A war of sorts is being waged on a most unlikely battlefield: the artichoke patch.
For decades, California artichoke growers have struggled to teach an often perplexed public how to prepare, peel and eat the prickly vegetable with pointed leaves.
Then they had to persuade the microwave generation that the buttery-tasting "meat" at the tip of the leaf was worth the time and trouble.
Consumers won over to the taste are most familiar with the Green Globe variety, which flourishes near the farming community of Castroville and peaks in late winter and early spring.
Now enters Big Heart, a thornless, slightly purple artichoke grown from seed on 900 acres of a reservation leased from a collective of four tribes along the Colorado River near Parker, Ariz., and at Lompoc, along the California coast 160 miles south of Castroville.
"I guess you've heard about the 'artichoke wars,' " said Patty Boman of the California Artichoke Advisory Board.
First marketed about three years ago, the new variety appears to be catching on and stirring up competition in the normally serene artichoke business.
Big Heart grower Steve Jordan of Lompoc notes that growers in the Castroville area, about 100 miles south of San Francisco, "aren't very happy about us."
And no wonder. Castroville has billed itself for three decades as the "Artichoke Capital of the World," paying annual homage to the Green Globe with a festival featuring mouth-watering marinated, steamed, fried and otherwise cooked artichokes.
Last year, more than 50,000 people made the pilgrimage to sample the Monterey County produce that accounts for about 74% of California's $29-million-a-year artichoke business.
Jordan said the new artichoke seed was developed by his brother, Rusty, and allows planting any time. That increases crop density fourfold and reduces disease, in part because the plants are dug up every six or seven months and replaced to limit the opportunity for insects to cause damage.
The Globe artichoke is grown from crown plantings and lives three to four years. Its natural tendency is to produce during April.
Jordan said an advantage of growing by seed is programming harvest times and growing outside the traditional cooler climes preferred by the Green Globe.
Supermarket chains such as Safeway and Vons are taking advantage of the new choke. At Berkeley Bowl, an independent market known for its premium quality fruits and vegetables, produce manager Dan Kataoka said it has been a big success.
"It sold very well. It's a meatier, sweeter artichoke," said Kataoka, adding that it sells for about the same price as the Globe.
"They don't have the problems with growing that Globe artichokes have. . . . It is competitive with the Globe artichoke because they can grow them cheaper than the Globe artichoke can be grown," said Boman of the advisory board.

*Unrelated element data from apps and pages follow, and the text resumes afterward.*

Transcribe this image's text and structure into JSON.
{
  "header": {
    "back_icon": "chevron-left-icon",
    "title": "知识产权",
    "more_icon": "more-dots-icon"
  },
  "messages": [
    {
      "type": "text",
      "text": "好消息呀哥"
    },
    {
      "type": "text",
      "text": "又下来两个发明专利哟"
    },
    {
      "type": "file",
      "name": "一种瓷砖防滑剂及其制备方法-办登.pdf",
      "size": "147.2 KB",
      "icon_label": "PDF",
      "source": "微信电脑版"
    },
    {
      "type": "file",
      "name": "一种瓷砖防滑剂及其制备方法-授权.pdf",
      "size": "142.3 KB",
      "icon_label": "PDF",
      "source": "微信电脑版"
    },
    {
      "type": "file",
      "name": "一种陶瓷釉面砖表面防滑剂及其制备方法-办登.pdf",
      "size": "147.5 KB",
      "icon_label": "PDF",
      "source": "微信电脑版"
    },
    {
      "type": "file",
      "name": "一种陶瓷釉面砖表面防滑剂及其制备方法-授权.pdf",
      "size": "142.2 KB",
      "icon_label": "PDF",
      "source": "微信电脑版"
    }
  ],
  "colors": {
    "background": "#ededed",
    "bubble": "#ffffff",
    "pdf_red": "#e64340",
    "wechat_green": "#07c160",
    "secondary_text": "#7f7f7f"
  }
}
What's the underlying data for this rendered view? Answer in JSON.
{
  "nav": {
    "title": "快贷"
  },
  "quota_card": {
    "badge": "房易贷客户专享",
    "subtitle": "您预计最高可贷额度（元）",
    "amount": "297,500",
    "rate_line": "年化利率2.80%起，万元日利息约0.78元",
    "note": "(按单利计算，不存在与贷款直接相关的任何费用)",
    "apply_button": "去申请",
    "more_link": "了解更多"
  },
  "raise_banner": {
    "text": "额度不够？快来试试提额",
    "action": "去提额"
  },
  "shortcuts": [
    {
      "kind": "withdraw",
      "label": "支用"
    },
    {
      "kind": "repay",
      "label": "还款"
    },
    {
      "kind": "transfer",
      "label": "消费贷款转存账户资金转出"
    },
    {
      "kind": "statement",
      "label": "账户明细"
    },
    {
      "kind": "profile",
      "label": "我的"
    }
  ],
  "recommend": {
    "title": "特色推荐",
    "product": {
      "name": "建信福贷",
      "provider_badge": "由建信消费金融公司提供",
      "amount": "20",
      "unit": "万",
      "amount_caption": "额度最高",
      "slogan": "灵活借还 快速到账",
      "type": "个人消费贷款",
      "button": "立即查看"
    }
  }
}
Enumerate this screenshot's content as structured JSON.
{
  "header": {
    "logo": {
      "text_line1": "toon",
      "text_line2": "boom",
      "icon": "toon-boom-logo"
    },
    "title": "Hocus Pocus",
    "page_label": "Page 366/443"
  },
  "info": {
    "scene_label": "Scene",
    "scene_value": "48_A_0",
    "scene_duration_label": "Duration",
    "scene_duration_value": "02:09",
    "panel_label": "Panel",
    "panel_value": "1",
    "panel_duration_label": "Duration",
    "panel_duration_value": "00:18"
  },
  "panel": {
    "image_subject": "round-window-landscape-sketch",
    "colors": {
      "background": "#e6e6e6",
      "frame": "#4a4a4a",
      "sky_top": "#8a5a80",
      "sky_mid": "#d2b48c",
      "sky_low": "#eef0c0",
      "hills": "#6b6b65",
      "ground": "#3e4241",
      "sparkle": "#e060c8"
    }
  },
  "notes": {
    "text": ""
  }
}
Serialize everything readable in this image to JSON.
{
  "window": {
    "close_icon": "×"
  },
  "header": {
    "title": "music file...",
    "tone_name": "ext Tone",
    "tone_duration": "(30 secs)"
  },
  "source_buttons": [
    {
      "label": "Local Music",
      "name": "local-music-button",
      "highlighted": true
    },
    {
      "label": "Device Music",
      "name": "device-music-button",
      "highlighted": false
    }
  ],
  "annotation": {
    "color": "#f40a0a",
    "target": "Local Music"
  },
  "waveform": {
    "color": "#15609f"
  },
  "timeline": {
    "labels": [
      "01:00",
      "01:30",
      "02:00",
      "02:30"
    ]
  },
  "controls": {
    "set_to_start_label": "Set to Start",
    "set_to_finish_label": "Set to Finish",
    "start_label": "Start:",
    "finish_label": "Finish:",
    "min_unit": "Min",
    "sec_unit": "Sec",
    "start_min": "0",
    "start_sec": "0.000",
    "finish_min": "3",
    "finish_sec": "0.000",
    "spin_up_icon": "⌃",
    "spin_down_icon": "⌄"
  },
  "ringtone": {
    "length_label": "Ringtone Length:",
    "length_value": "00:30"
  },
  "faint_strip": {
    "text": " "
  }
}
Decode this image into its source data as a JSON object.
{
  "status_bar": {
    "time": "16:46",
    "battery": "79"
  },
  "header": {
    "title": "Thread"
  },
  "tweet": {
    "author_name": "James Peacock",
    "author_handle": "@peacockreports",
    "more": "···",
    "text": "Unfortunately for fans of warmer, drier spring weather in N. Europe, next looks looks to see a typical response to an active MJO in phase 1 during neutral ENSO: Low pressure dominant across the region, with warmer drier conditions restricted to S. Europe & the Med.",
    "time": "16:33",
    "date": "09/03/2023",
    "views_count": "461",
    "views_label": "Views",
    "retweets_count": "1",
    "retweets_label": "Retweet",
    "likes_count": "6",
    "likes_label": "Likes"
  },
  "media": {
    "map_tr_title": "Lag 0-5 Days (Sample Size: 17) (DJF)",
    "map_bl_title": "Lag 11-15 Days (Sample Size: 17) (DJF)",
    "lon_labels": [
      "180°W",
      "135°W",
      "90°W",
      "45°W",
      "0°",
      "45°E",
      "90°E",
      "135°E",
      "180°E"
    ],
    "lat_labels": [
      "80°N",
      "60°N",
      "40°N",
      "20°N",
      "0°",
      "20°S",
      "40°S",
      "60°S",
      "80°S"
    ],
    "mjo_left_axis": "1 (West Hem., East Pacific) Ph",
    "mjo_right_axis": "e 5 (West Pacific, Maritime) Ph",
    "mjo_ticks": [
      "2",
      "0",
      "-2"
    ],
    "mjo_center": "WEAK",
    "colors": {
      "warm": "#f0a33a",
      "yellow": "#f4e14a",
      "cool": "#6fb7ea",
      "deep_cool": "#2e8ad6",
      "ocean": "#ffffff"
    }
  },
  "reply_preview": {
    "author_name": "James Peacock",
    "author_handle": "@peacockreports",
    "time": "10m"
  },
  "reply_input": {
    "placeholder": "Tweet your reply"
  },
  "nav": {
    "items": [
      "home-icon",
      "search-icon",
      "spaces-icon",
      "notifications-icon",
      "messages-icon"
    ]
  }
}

Pat Hopper of Castroville Artichoke People, a growers' and shippers' marketing group that promotes the Globe, said there is concern that the new artichoke will bring down prices, which during non-peak months can climb as high as $2 each.
"I think we all want artichokes to be out there at the very best prices," she said, adding that the Artichoke People want to influence mainly trade groups rather than consumers.
"We really don't have a strategy," Hopper said. "We're not at war. We're just waiting; we want to see how well the purple is accepted."
Joe Principe of the U.S. Department of Agriculture is a little amused at all the artichoke uproar. He spent the past 20 years unofficially researching new varieties of artichokes that could be grown successfully from seed.
It was some of Principe's work that Rusty Jordan used to develop the purple artichoke. Principe said there are a handful of growers in the Imperial Valley area who are experimenting with seed artichokes and predicted traditional growers will be forced to switch.
"They kind of would like to have a monopoly," he said. "You really can't blame them, but it's kind of greedy."
Tom Zind, spokesman for the Packer weekly trade paper, says the artichoke's popularity is increasing as the national diet shifts to more fresh vegetables and fruits, but it is "nowhere near a staple item yet."
Hopper said many people remain confused about how to cook and eat an artichoke. Some scrape the meat from the leaf, then quit before reaching the inside heart, "leaving the best part behind," she said.
"There are people I have actually seen . . . pop a leaf in their mouth and, being very suave, try to chew it. They won't eat another one if you don't correct it very quickly," Hopper said.